How do I confide in family or friends about the abuse?

Some background, some drama

Telling someone about the sexual abuse may be a difficult thing to do. However, telling what happened, putting the unutterable into words, is an important part of healing. Telling is a huge step in making sure that you are safe and in caring for yourself. You may feel a world of emotions; betrayal, fear, pain, vulnerability and a sense of helplessness. Further, you may have been physically hurt as well. The most important goals are breaking the secret and the burden of keeping it and reducing shame.

Do’s and Don’ts

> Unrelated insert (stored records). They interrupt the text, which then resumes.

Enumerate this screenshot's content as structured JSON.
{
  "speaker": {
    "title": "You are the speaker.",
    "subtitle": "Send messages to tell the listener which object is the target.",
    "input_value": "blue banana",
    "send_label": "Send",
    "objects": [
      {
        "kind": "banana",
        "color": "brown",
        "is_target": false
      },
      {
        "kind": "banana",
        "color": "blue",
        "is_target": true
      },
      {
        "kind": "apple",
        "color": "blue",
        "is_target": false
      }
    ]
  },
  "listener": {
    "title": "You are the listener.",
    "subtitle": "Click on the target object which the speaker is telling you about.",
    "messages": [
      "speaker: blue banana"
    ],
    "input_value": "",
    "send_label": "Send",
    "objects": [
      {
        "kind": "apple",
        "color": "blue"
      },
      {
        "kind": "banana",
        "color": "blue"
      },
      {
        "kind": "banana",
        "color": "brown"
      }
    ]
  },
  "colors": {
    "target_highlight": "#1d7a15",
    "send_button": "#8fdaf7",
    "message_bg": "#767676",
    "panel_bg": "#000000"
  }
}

It’s okay to feel nervous, embarrassed, scared or even guilty when telling someone of the abuse. But it’s even more important to accept these feelings and talk to someone…family, friends or a counsellor. It would help to just get immense relief at finally letting out the problem.

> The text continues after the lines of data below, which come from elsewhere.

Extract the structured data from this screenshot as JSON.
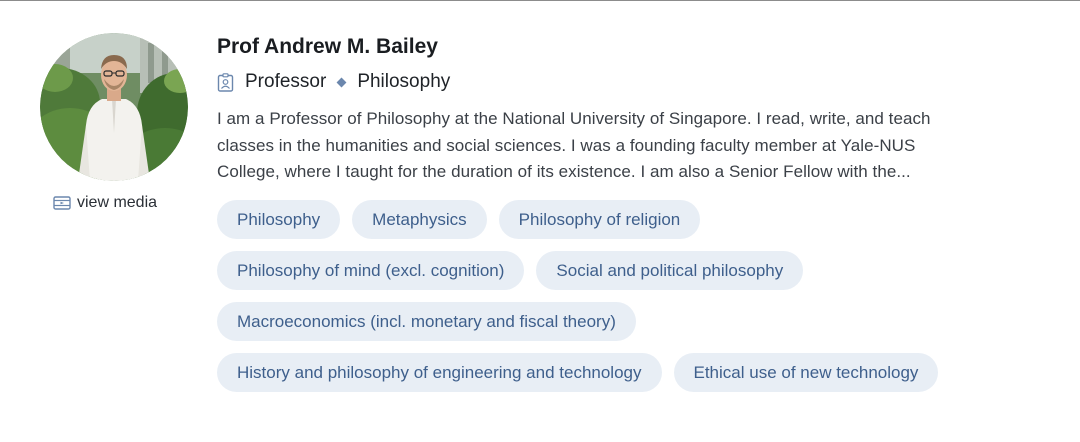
{
  "profile": {
    "name": "Prof Andrew M. Bailey",
    "role": "Professor",
    "field": "Philosophy",
    "bio_lines": [
      "I am a Professor of Philosophy at the National University of Singapore. I read, write, and teach",
      "classes in the humanities and social sciences. I was a founding faculty member at Yale-NUS",
      "College, where I taught for the duration of its existence. I am also a Senior Fellow with the..."
    ],
    "view_media_label": "view media"
  },
  "tags": [
    "Philosophy",
    "Metaphysics",
    "Philosophy of religion",
    "Philosophy of mind (excl. cognition)",
    "Social and political philosophy",
    "Macroeconomics (incl. monetary and fiscal theory)",
    "History and philosophy of engineering and technology",
    "Ethical use of new technology"
  ],
  "icons": {
    "role": "id-badge-icon",
    "separator": "diamond-icon",
    "media": "video-icon"
  },
  "colors": {
    "tag_bg": "#e8eef5",
    "tag_text": "#3e5f8c",
    "accent": "#6b87ad"
  }
}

The “How Do I" series tries to list down a few Do’s and don’ts to guide and help you to confide in family or friends about the abuse.

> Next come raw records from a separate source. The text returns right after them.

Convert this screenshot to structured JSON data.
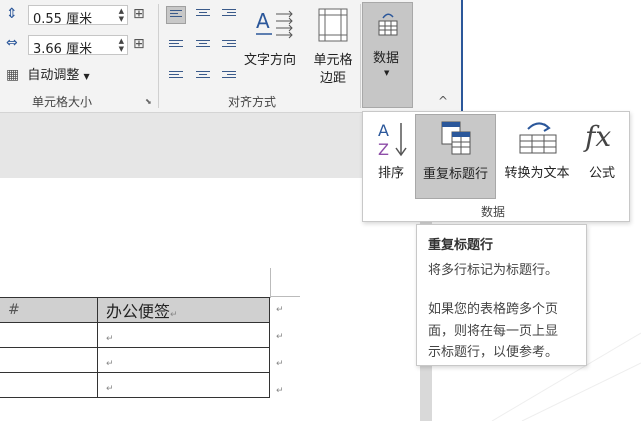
{
  "cell_size": {
    "row_height": "0.55 厘米",
    "col_width": "3.66 厘米",
    "autofit_label": "自动调整",
    "group_label": "单元格大小"
  },
  "alignment": {
    "text_direction_label": "文字方向",
    "cell_margin_label_line1": "单元格",
    "cell_margin_label_line2": "边距",
    "group_label": "对齐方式"
  },
  "data_button": {
    "label": "数据"
  },
  "data_panel": {
    "items": [
      {
        "label": "排序"
      },
      {
        "label": "重复标题行"
      },
      {
        "label": "转换为文本"
      },
      {
        "label": "公式"
      }
    ],
    "group_label": "数据"
  },
  "tooltip": {
    "title": "重复标题行",
    "desc": "将多行标记为标题行。",
    "detail_line1": "如果您的表格跨多个页",
    "detail_line2": "面，则将在每一页上显",
    "detail_line3": "示标题行，以便参考。"
  },
  "document": {
    "header_left": "#",
    "header_right": "办公便签",
    "cell_mark": "↵"
  },
  "colors": {
    "accent": "#2b579a",
    "selected": "#c8c8c8"
  }
}
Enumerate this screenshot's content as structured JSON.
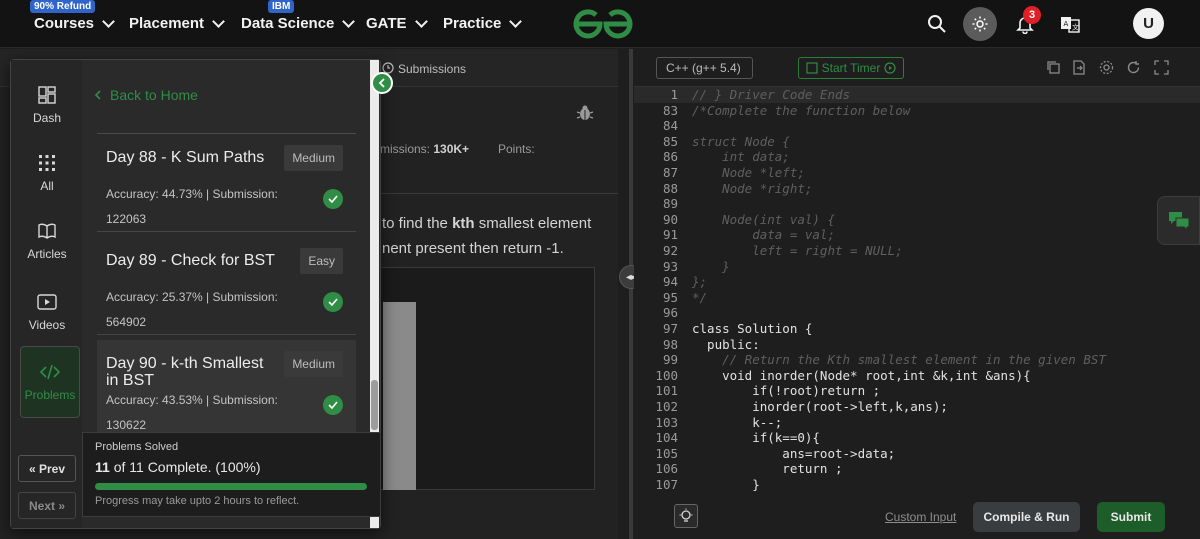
{
  "nav": {
    "courses_badge": "90% Refund",
    "courses": "Courses",
    "placement": "Placement",
    "data_science_badge": "IBM",
    "data_science": "Data Science",
    "gate": "GATE",
    "practice": "Practice",
    "notification_count": "3",
    "avatar_initial": "U"
  },
  "problem": {
    "tab_submissions": "Submissions",
    "stat_submissions_label": "missions:",
    "stat_submissions_value": "130K+",
    "stat_points_label": "Points:",
    "desc_line1_pre": "to find the ",
    "desc_line1_bold": "kth",
    "desc_line1_post": " smallest element",
    "desc_line2": "nent present then return -1."
  },
  "drawer": {
    "sidebar": {
      "dash": "Dash",
      "all": "All",
      "articles": "Articles",
      "videos": "Videos",
      "problems": "Problems",
      "prev": "Prev",
      "next": "Next"
    },
    "back_home": "Back to Home",
    "problems": [
      {
        "title": "Day 88 - K Sum Paths",
        "difficulty": "Medium",
        "accuracy": "Accuracy: 44.73% | Submission:",
        "submissions": "122063",
        "solved": true
      },
      {
        "title": "Day 89 - Check for BST",
        "difficulty": "Easy",
        "accuracy": "Accuracy: 25.37% | Submission:",
        "submissions": "564902",
        "solved": true
      },
      {
        "title": "Day 90 - k-th Smallest in BST",
        "difficulty": "Medium",
        "accuracy": "Accuracy: 43.53% | Submission:",
        "submissions": "130622",
        "solved": true
      }
    ],
    "progress": {
      "label": "Problems Solved",
      "count_bold": "11",
      "count_text": " of 11 Complete. (100%)",
      "fraction": 1.0,
      "note": "Progress may take upto 2 hours to reflect."
    }
  },
  "editor": {
    "language": "C++ (g++ 5.4)",
    "start_timer": "Start Timer",
    "custom_input": "Custom Input",
    "compile_run": "Compile & Run",
    "submit": "Submit",
    "lines": [
      {
        "no": "1",
        "text": "// } Driver Code Ends",
        "kind": "comment"
      },
      {
        "no": "83",
        "text": "/*Complete the function below",
        "kind": "comment"
      },
      {
        "no": "84",
        "text": "",
        "kind": "code"
      },
      {
        "no": "85",
        "text": "struct Node {",
        "kind": "comment"
      },
      {
        "no": "86",
        "text": "    int data;",
        "kind": "comment"
      },
      {
        "no": "87",
        "text": "    Node *left;",
        "kind": "comment"
      },
      {
        "no": "88",
        "text": "    Node *right;",
        "kind": "comment"
      },
      {
        "no": "89",
        "text": "",
        "kind": "code"
      },
      {
        "no": "90",
        "text": "    Node(int val) {",
        "kind": "comment"
      },
      {
        "no": "91",
        "text": "        data = val;",
        "kind": "comment"
      },
      {
        "no": "92",
        "text": "        left = right = NULL;",
        "kind": "comment"
      },
      {
        "no": "93",
        "text": "    }",
        "kind": "comment"
      },
      {
        "no": "94",
        "text": "};",
        "kind": "comment"
      },
      {
        "no": "95",
        "text": "*/",
        "kind": "comment"
      },
      {
        "no": "96",
        "text": "",
        "kind": "code"
      },
      {
        "no": "97",
        "text": "class Solution {",
        "kind": "code"
      },
      {
        "no": "98",
        "text": "  public:",
        "kind": "code"
      },
      {
        "no": "99",
        "text": "    // Return the Kth smallest element in the given BST",
        "kind": "comment"
      },
      {
        "no": "100",
        "text": "    void inorder(Node* root,int &k,int &ans){",
        "kind": "code"
      },
      {
        "no": "101",
        "text": "        if(!root)return ;",
        "kind": "code"
      },
      {
        "no": "102",
        "text": "        inorder(root->left,k,ans);",
        "kind": "code"
      },
      {
        "no": "103",
        "text": "        k--;",
        "kind": "code"
      },
      {
        "no": "104",
        "text": "        if(k==0){",
        "kind": "code"
      },
      {
        "no": "105",
        "text": "            ans=root->data;",
        "kind": "code"
      },
      {
        "no": "106",
        "text": "            return ;",
        "kind": "code"
      },
      {
        "no": "107",
        "text": "        }",
        "kind": "code"
      }
    ]
  },
  "colors": {
    "accent_green": "#2f8d46",
    "notification_red": "#e01f26",
    "badge_blue": "#2f64c8"
  }
}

  • One of the most important steps to recognizing and escaping the clutches of sexual abuse is to realize that it is not your fault that you are or were being abused. Guilt or shame will sometimes arise, but it’s important not to allow this to keep you from telling other people and getting help for yourself.
  • Spend time with people you love. Look for the people who are most important in your life, the ones who lift your spirits and make you feel relaxed. The support of others will help you heal.
  • Reach out to others who have also been abused. Try joining a support group for survivors of sexual abuse to connect with people who understand what you are going through and that you are not alone.
  • However, hard and impossible it is to forget the abuse you should try to move on. It’s time to accept that it happened and stop feeling sad about it.
  • Tell a trusted adult. An adult or other friend can report abuse to the police or child protective services on your behalf.
  • Sometimes the people you tell about incest or sexual abuse won't believe you; if that happens, keep trying until someone does believe you.
  • Building a strong support system around yourself has been shown to be one of the most helpful things for you to do in order to deal with the sexual abuse and its effects.
  • Document all acts of abuse. Take note of dates, times, injuries and any other observations. Your ongoing documentation can help bolster your courage and credibility when you are finally willing to pursue legal action against the abuser.


  • Don’t let anyone tell you that you deserved everything you got. No one deserves to be abused.
  • Don’t tell and talk about abuse in front of the possible abuser. This will only intimidate you and scare you from sharing your secret and seeking help.
  • Don’t take out your frustration on yourself. Show yourself some compassion. Accept that you will need time to recover and that it will be a challenging process.
  • Don’t let people make you feel like crap and ridicule you. Abuse is unforgivable and no one has a right to tell you to take it lightly or ridicule you.
  • Don’t panic. Keep calm and then seek help.
  • Don’t feel pressurised by family or friends to hide the issue of abuse. You have every right to come out in the open and seek help.
  • Don’t hesitate to ask family or friends if you need medical help or examination, especially in case of physical abuse.
  • Do not permit personal doubt to prevent you from reporting the abuse.

Last words

Sexual abuse is a horrible thing to go through, but there are ways to get help. Call the authorities if you are in immediate danger, talk to someone who cares about you or call a help hotline. If you are a survivor of abuse, you may have a lot of emotional pain. Recovering from sexual abuse can be frustrating and take a long time. The problems that victims of sexual abuse face are significant, because this is a crime often kept secret. Keeping sexual abuse secret leads to victims not receiving help, which makes them more prone to depression, alcoholism and drug abuse. Remember telling someone can help you heal and eventually move on.

Sources and citations